- Trinity College London Integrated Skills in English (ISE): ISE III.
- Cambridge English: Advanced (CAE) grade C.
Normally a UK 2:1 (Honours) or equivalent, with experience of Latin or Greek at undergraduate degree level or equivalent. We will consider high 2:2 or relevant work experience. Candidates with professional qualifications in an associated area will also be considered. Where a ‘high 2:2’ is considered, we would normally define this as reflecting a profile of 57% or above.
International & EU requirements
English language requirements
All teaching at Royal Holloway (apart from some language courses) is in English. You will therefore need to have good enough written and spoken English to cope with your studies right from the start.

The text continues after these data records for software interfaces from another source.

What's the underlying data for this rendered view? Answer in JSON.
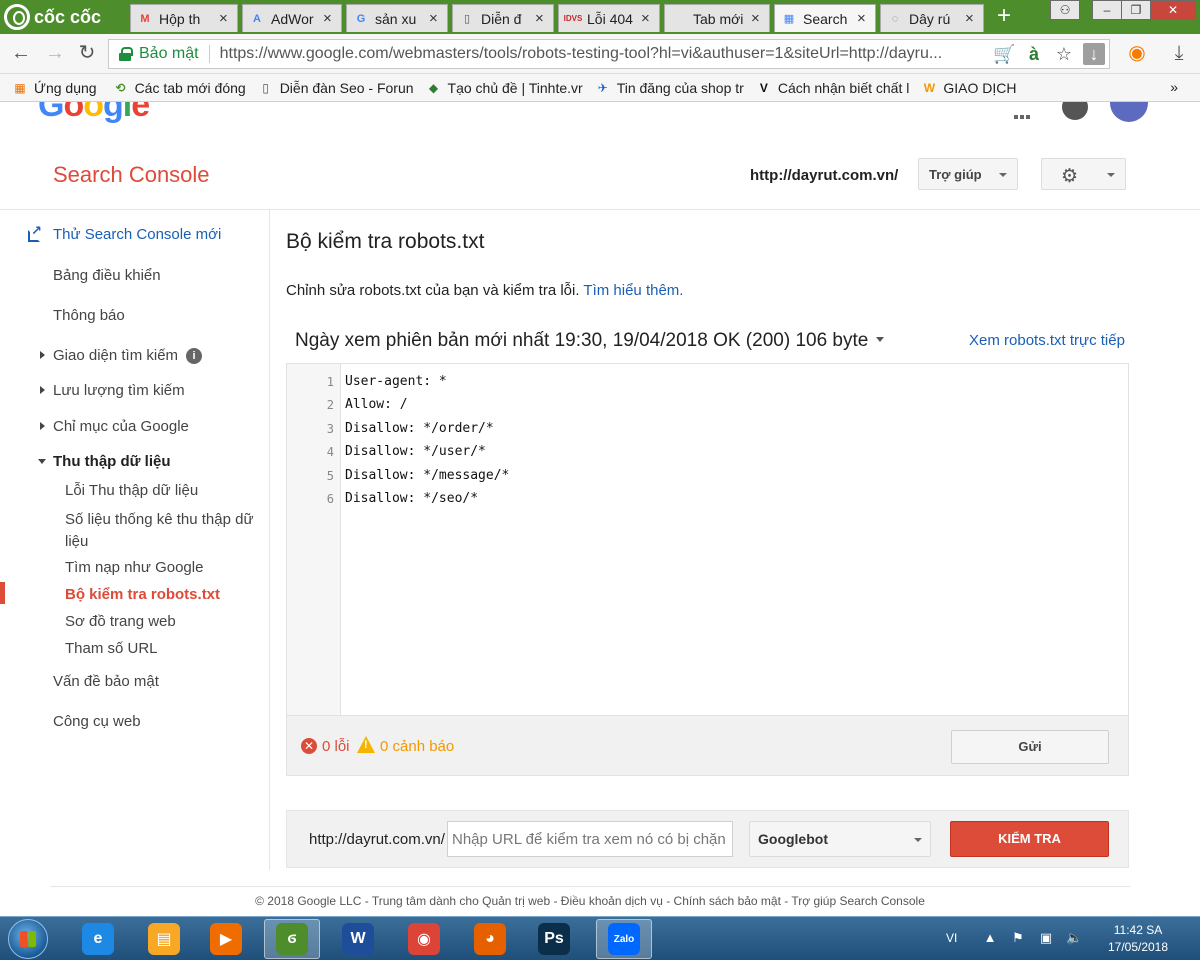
{
  "browser": {
    "brand": "cốc cốc",
    "tabs": [
      {
        "label": "Hộp th",
        "icon": "gmail-icon",
        "glyph": "M",
        "color": "#ea4335"
      },
      {
        "label": "AdWor",
        "icon": "adwords-icon",
        "glyph": "A",
        "color": "#4285f4"
      },
      {
        "label": "sản xu",
        "icon": "google-icon",
        "glyph": "G",
        "color": "#4285f4"
      },
      {
        "label": "Diễn đ",
        "icon": "page-icon",
        "glyph": "▯",
        "color": "#555555"
      },
      {
        "label": "Lỗi 404",
        "icon": "idvs-icon",
        "glyph": "IDVS",
        "color": "#c62828"
      },
      {
        "label": "Tab mới",
        "icon": "mute-icon",
        "glyph": "",
        "color": "#555555"
      },
      {
        "label": "Search",
        "icon": "search-console-icon",
        "glyph": "▦",
        "color": "#4285f4"
      },
      {
        "label": "Dây rú",
        "icon": "loading-icon",
        "glyph": "◌",
        "color": "#777777"
      }
    ],
    "new_tab": "+",
    "url": "https://www.google.com/webmasters/tools/robots-testing-tool?hl=vi&authuser=1&siteUrl=http://dayru...",
    "secure_label": "Bảo mật",
    "bookmarks": [
      {
        "label": "Ứng dụng",
        "icon": "apps-grid-icon",
        "glyph": "▦",
        "color": "#e8710a"
      },
      {
        "label": "Các tab mới đóng",
        "icon": "recent-tabs-icon",
        "glyph": "⟲",
        "color": "#4e8d2c"
      },
      {
        "label": "Diễn đàn Seo - Forun",
        "icon": "page-icon",
        "glyph": "▯",
        "color": "#555555"
      },
      {
        "label": "Tạo chủ đề | Tinhte.vr",
        "icon": "tinhte-icon",
        "glyph": "◆",
        "color": "#2e7d32"
      },
      {
        "label": "Tin đăng của shop tr",
        "icon": "shop-icon",
        "glyph": "✈",
        "color": "#1565c0"
      },
      {
        "label": "Cách nhận biết chất l",
        "icon": "v-logo-icon",
        "glyph": "V",
        "color": "#111111"
      },
      {
        "label": "GIAO DỊCH",
        "icon": "w-logo-icon",
        "glyph": "W",
        "color": "#f29900"
      }
    ],
    "more_bookmarks": "»"
  },
  "google_logo": [
    "G",
    "o",
    "o",
    "g",
    "l",
    "e"
  ],
  "header": {
    "title": "Search Console",
    "site": "http://dayrut.com.vn/",
    "help_label": "Trợ giúp"
  },
  "sidebar": {
    "try_new": "Thử Search Console mới",
    "dashboard": "Bảng điều khiển",
    "messages": "Thông báo",
    "search_appearance": "Giao diện tìm kiếm",
    "search_traffic": "Lưu lượng tìm kiếm",
    "google_index": "Chỉ mục của Google",
    "crawl": "Thu thập dữ liệu",
    "crawl_items": [
      "Lỗi Thu thập dữ liệu",
      "Số liệu thống kê thu thập dữ liệu",
      "Tìm nạp như Google",
      "Bộ kiểm tra robots.txt",
      "Sơ đồ trang web",
      "Tham số URL"
    ],
    "security_issues": "Vấn đề bảo mật",
    "web_tools": "Công cụ web"
  },
  "main": {
    "title": "Bộ kiểm tra robots.txt",
    "description": "Chỉnh sửa robots.txt của bạn và kiểm tra lỗi.",
    "learn_more": "Tìm hiểu thêm.",
    "version": "Ngày xem phiên bản mới nhất 19:30, 19/04/2018 OK (200) 106 byte",
    "live_link": "Xem robots.txt trực tiếp",
    "lines": [
      {
        "n": "1",
        "text": "User-agent: *"
      },
      {
        "n": "2",
        "text": "Allow: /"
      },
      {
        "n": "3",
        "text": "Disallow: */order/*"
      },
      {
        "n": "4",
        "text": "Disallow: */user/*"
      },
      {
        "n": "5",
        "text": "Disallow: */message/*"
      },
      {
        "n": "6",
        "text": "Disallow: */seo/*"
      }
    ],
    "errors": "0 lỗi",
    "warnings": "0 cảnh báo",
    "submit_label": "Gửi",
    "tester_prefix": "http://dayrut.com.vn/",
    "tester_placeholder": "Nhập URL để kiểm tra xem nó có bị chặn",
    "bot": "Googlebot",
    "test_label": "KIỂM TRA"
  },
  "footer": "© 2018 Google LLC - Trung tâm dành cho Quản trị web - Điều khoản dịch vụ - Chính sách bảo mật - Trợ giúp Search Console",
  "taskbar": {
    "apps": [
      {
        "icon": "ie-icon",
        "glyph": "e",
        "color": "#1e88e5"
      },
      {
        "icon": "explorer-folder-icon",
        "glyph": "▤",
        "color": "#f9a825"
      },
      {
        "icon": "media-player-icon",
        "glyph": "▶",
        "color": "#ef6c00"
      },
      {
        "icon": "coccoc-icon",
        "glyph": "ϭ",
        "color": "#4e8d2c"
      },
      {
        "icon": "word-icon",
        "glyph": "W",
        "color": "#1e4e9a"
      },
      {
        "icon": "chrome-icon",
        "glyph": "◉",
        "color": "#db4437"
      },
      {
        "icon": "firefox-icon",
        "glyph": "◕",
        "color": "#e66000"
      },
      {
        "icon": "photoshop-icon",
        "glyph": "Ps",
        "color": "#0b2e4a"
      },
      {
        "icon": "zalo-icon",
        "glyph": "Zalo",
        "color": "#0068ff"
      }
    ],
    "lang": "VI",
    "time": "11:42 SA",
    "date": "17/05/2018"
  }
}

The scores we require
For more information about country-specific entry requirements for your country please see here.
Your future career
Graduates of classical degrees have much to offer potential employers having developed a range of transferable skills, both practical and theoretical, whilst studying with us.
In recent years, PhD graduates, many of whom have progressed from our MA programmes, have taken up academic positions at Oxford, Bristol and Roehampton Universities. Outside of academia, our graduates have embarked on teaching careers in the UK and overseas, undertaken archaeological and museum work and pursued careers in journalism, finance, politics and the arts.
Fees & funding
Home and EU students tuition fee per year*: £7700
International students tuition fee per year**: £16400
Other essential costs***: None, but should you decide to take modules which are delivered in Central London then travel will be required
* and ** These tuition fees apply to students enrolled on a full-time basis. Students studying part-time are charged a pro-rata tuition fee, usually equivalent to approximately half the full-time fee. Please email email@example.com for further information on part-time fees. All postgraduate fees are subject to inflationary increases. Royal Holloway's policy is that any increases in fees will not exceed 5% for continuing students. For further information see tuition fees and our terms and conditions.
Please note that for research programmes, we adopt the minimum fee level recommended by the UK Research Councils for the Home/EU tuition fee. Each year, the fee level is adjusted in line with inflation (currently, the measure used is the Treasury GDP deflator). Fees displayed here are therefore subject to change and are usually confirmed in the spring of the year of entry. For more information on the Research Council Indicative Fee please see the RCUK website.
*** These estimated costs relate to studying this particular degree programme at Royal Holloway. Costs, such as accommodation, food, books and other learning materials and printing, have not been included.